Friday, July 28, 2017

Our Minds Appear to Sync with Others When We’re Holding a Conversation

(David NieldOur brain waves can synchronise with others when we’re in conversation with them, according to new research. It’s not quite mind reading, but it could teach us more about the nature of language and relationships.

Related Article: How Facebook (FB) [and the Internet] is Altering Your Mind | An Article Every Internet User Should Read

Source - The Event Chronicle

by David Nield, July 26th, 2017
Based on readings from electroencephalography (EEG) machines, the study shows remarkable similarities between brain activity as two people chat to each other – a sort of “interbrain synchronisation”.

And according to the the researchers from the Basque Centre on Cognition, Brain, and Language (BCBL) in Spain, the findings could help in everything from treating those with speech difficulties to teaching new languages.

“The brains of the two people are brought together thanks to language, and communication creates links between people that go far beyond what we can perceive from the outside,” says one of the team, Jon Andoni Duñabeitia.

“We can find out if two people are having a conversation solely by analysing their brain waves.”

The team got together 16 men and 14 women, none of whom knew each other, with ages ranging from 19 to 31 years.

After being split into same-sex pairs, the volunteers were placed either side of an opaque partition and given conversation scripts to work from. The participants also took it in turns to be the listener and the speaker.

When tracking brain waves in the couples, the scientists noticed that the repeated waves or oscillations started to match up as people talked to each other. It’s almost as if the brains are working together to achieve the goal of communication, the researchers say.

Star Trek fans might recognise similarities to the Vulcan mind-meld trick, where two people can share one consciousness, though without the face-grabbing.

The team labelled the phenomenon “brain-to-brain entrainment” in its write-up, and noted similarities with previous studies that had spotted some level of neural synchronisation when people get chatting together.

Whereas earlier research suggested our brains can adapt their patterns based on what we’re hearing, this study points to something special about the act of socializing directly with other people, and the researchers want to see further studies explore the way we engage in one-on-one situations.

Eventually, we might be able to work out what people are talking about, as well as being able to spot who’s engaged in conversation, from brain activity alone.

While any research that helps us understand the mysterious inner workings of the brain is going to be useful, we should note the relatively small sample size in this study – and the researchers themselves admit there’s still a lot to explore.

And one of the next tests planned at the BCBL is to see if the same synchronisation happens when people are talking in non-native languages.

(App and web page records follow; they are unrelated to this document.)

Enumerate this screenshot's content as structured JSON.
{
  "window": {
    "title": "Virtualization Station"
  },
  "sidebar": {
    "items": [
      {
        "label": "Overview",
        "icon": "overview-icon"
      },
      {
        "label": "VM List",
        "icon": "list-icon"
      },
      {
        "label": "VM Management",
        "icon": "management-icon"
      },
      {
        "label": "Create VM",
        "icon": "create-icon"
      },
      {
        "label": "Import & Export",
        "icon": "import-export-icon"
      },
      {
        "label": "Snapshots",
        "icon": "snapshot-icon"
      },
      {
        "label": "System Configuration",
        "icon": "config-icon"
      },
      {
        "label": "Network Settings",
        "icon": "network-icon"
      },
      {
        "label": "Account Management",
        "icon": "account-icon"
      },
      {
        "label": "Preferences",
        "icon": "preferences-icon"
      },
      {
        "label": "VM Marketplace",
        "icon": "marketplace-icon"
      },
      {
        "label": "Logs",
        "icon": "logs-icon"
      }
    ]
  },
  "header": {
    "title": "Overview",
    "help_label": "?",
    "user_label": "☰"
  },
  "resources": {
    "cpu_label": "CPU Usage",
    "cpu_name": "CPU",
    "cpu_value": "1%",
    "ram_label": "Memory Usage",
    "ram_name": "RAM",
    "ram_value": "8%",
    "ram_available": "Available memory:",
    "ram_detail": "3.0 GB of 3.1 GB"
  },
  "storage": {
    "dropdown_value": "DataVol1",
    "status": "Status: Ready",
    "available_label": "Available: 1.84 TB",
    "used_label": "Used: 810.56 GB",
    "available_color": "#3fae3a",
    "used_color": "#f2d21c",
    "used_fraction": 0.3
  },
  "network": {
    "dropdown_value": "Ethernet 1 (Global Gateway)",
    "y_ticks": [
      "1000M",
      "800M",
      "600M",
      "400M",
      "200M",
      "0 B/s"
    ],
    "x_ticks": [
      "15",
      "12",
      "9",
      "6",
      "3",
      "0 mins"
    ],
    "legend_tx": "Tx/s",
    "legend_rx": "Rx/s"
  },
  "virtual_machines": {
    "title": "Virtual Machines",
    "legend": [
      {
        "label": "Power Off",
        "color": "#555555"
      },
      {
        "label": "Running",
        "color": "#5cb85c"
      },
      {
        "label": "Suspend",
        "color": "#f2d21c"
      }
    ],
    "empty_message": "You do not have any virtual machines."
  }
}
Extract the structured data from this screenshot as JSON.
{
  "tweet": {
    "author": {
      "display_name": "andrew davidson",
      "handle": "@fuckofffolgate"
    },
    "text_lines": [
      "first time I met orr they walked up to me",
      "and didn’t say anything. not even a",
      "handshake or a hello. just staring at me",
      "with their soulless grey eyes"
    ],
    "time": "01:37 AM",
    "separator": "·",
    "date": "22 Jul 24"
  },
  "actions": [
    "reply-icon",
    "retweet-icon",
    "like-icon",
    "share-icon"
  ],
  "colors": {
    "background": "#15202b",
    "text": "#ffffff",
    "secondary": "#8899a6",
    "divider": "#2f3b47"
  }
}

“Demonstrating the existence of neural synchrony between two people involved in a conversation has only been the first step,” says one of the researchers, Alejandro Pérez. “There are many unanswered questions and challenges left to resolve.”

The research has been published in Scientific Reports.

This article (Our minds appear to sync with others when we’re holding a conversation) was originally published on Science Alert and syndicated by The Event Chronicle.

Stillness in the Storm Editor's note: Did you find a spelling error or grammar mistake? Do you think this article needs a correction or update? Or do you just have some feedback? Send us an email at with the error, headline and urlThank you for reading.

Question -- What is the goal of this website? Why do we share different sources of information that sometimes conflicts or might even be considered disinformation? 
Answer -- The primary goal of Stillness in the Storm is to help all people become better truth-seekers in a real-time boots-on-the-ground fashion. This is for the purpose of learning to think critically, discovering the truth from within—not just believing things blindly because it came from an "authority" or credible source. Instead of telling you what the truth is, we share information from many sources so that you can discern it for yourself. We focus on teaching you the tools to become your own authority on the truth, gaining self-mastery, sovereignty, and freedom in the process. We want each of you to become your own leaders and masters of personal discernment, and as such, all information should be vetted, analyzed and discerned at a personal level. We also encourage you to discuss your thoughts in the comments section of this site to engage in a group discernment process. 

"It is the mark of an educated mind to be able to entertain a thought without accepting it." – Aristotle

The opinions expressed in this article do not necessarily reflect the views of Stillness in the Storm, the authors who contribute to it, or those who follow it. 

View and Share our Images
Curious about Stillness in the Storm? 
See our About this blog - Contact Us page.

If it was not for the gallant support of readers, we could not devote so much energy into continuing this blog. We greatly appreciate any support you provide!

We hope you benefit from this not-for-profit site 

It takes hours of work every day to maintain, write, edit, research, illustrate and publish this blog. We have been greatly empowered by our search for the truth, and the work of other researchers. We hope our efforts 
to give back, with this website, helps others in gaining 
knowledge, liberation and empowerment.

"There are only two mistakes one can make along the road to truth; 
not going all the way, and not starting." — Buddha

If you find our work of value, consider making a Contribution.
This website is supported by readers like you. 

[Click on Image below to Contribute]

Support Stillness in the Storm